In Japan, when used with the back of the hand facing down and the circle facing forward, it means money, and in France means zero.[7] In Australia and Portugal, it can either mean okay or zero.

Negative connotation[edit]

While the gesture is positive in some countries, in certain parts of middle and southern Europe (although not in Spain or Portugal) the gesture is considered offensive,[8] as in you are a zero or you are nothing. In some Mediterranean countries such as Turkey, as well as in Brazil, it represents vulgar expressions: either an insult (you are an asshole), or the slang for anus itself.[9] By the same symbolism, it stands for faggot (a vulgar word for homosexual) in several South American countries.

The "A-ok" gesture is also associated with the circle game, in which players attempt to trick other players into looking at the "A-ok" below their waist.[10]

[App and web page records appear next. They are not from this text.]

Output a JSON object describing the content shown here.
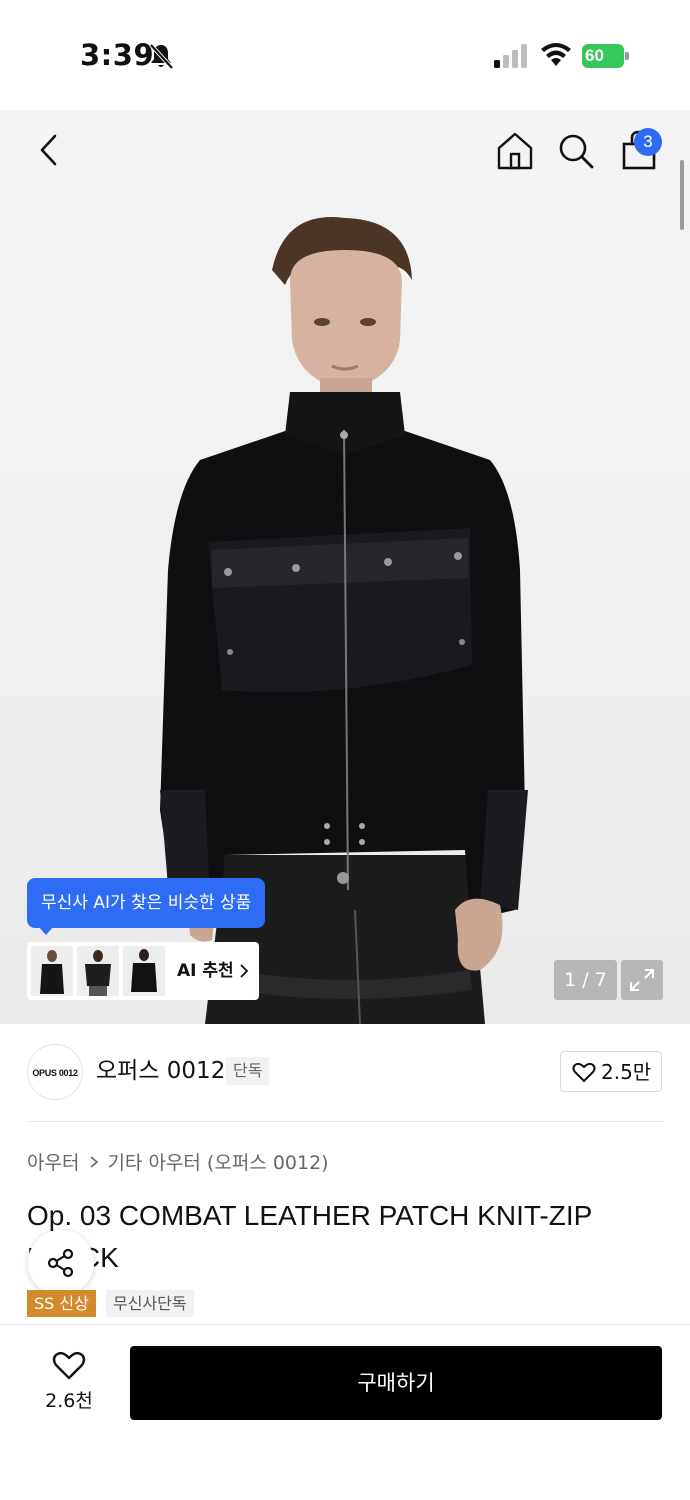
{
  "status_bar": {
    "time": "3:39",
    "battery": "60"
  },
  "gallery": {
    "page_indicator": "1 / 7",
    "ai_tooltip": "무신사 AI가 찾은 비슷한 상품",
    "ai_label": "AI 추천"
  },
  "header": {
    "cart_count": "3"
  },
  "brand": {
    "logo_text": "OPUS 0012",
    "name": "오퍼스 0012",
    "tag": "단독",
    "likes": "2.5만"
  },
  "product": {
    "breadcrumb": [
      "아우터",
      "기타 아우터 (오퍼스 0012)"
    ],
    "title": "Op. 03 COMBAT LEATHER PATCH KNIT-ZIP BLACK",
    "tags": [
      "SS 신상",
      "무신사단독"
    ]
  },
  "bottom_bar": {
    "wish_count": "2.6천",
    "buy_label": "구매하기"
  },
  "colors": {
    "accent_blue": "#2f6cf6",
    "battery_green": "#34c759",
    "new_tag": "#d18a2c",
    "buy_button": "#000000"
  },
  "icons": [
    "bell-off-icon",
    "signal-icon",
    "wifi-icon",
    "back-chevron-icon",
    "home-icon",
    "search-icon",
    "shopping-bag-icon",
    "expand-icon",
    "heart-icon",
    "share-icon",
    "chevron-right-icon"
  ]
}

In most continental European countries, when the sign is placed over the nose, with the nose protruding through the O made by the thumb and forefinger, it means drunk. The origins of this sign may stem from the hand gesture holding a bottle's head while drinking. As a bottle with alcoholic liquid is implied this refers to drinking or the state of being drunk.[citation needed]

In the Arab world, this sign is used as a threatening gesture, as in saying: "You'll see!".[11]

Some Occultists view it as the number 666 due to the circle and the three fingers behind it.[12] The sign is associated with the Illuminati or Freemasonry by some conspiracy theorists, especially when shown in the media and used by certain entertainers.[13][14]

References[edit]

  1. ^ "Calm Voice from Space". Time (Time Inc.). March 2, 1962. Retrieved April 3, 2011. 
  2. ^ Strauss, Mark (April 15, 2011). "Ten Enduring Myths About the U.S. Space Program". Smithsonian (magazine). Retrieved September 8, 2011. 
  3. ^ Wolfe, Tom The Right Stuff, p. 215
  4. ^ "Tecwyn Roberts: A-OK." llanddaniel.co.uk. Retrieved: May 5, 2011.
  5. ^ Försvarsmakten, the Finnish Defence Forces Varusmies (Finnish)
  6. ^ Gertrud Hirschi (2000). Mudras: yoga in your hands (illustrated ed.). Weiser Books. p. 140. ISBN 978-1-57863-139-1. 
  7. ^ American Express Travel Helpers. Cultural customs
  8. ^ Dangerous Body Language Abroad, by Matthew Link. Posted Jul 26th 2010 01:00 PM. Retrieved on November 17, 2012
  9. ^ Body Language. Obscene, to be used with extreme moderation! Retrieved on November 17, 2012
  10. ^ The Original Website of the Circle Game
  11. ^ Gestures, Arab Culture PDF. GlobalSecurity.org
  12. ^ OK—Sign of the Divine King
  13. ^ Masonic Signs in the Media
  14. ^ Illuminati Symbols : Satanic 666 Hand Sign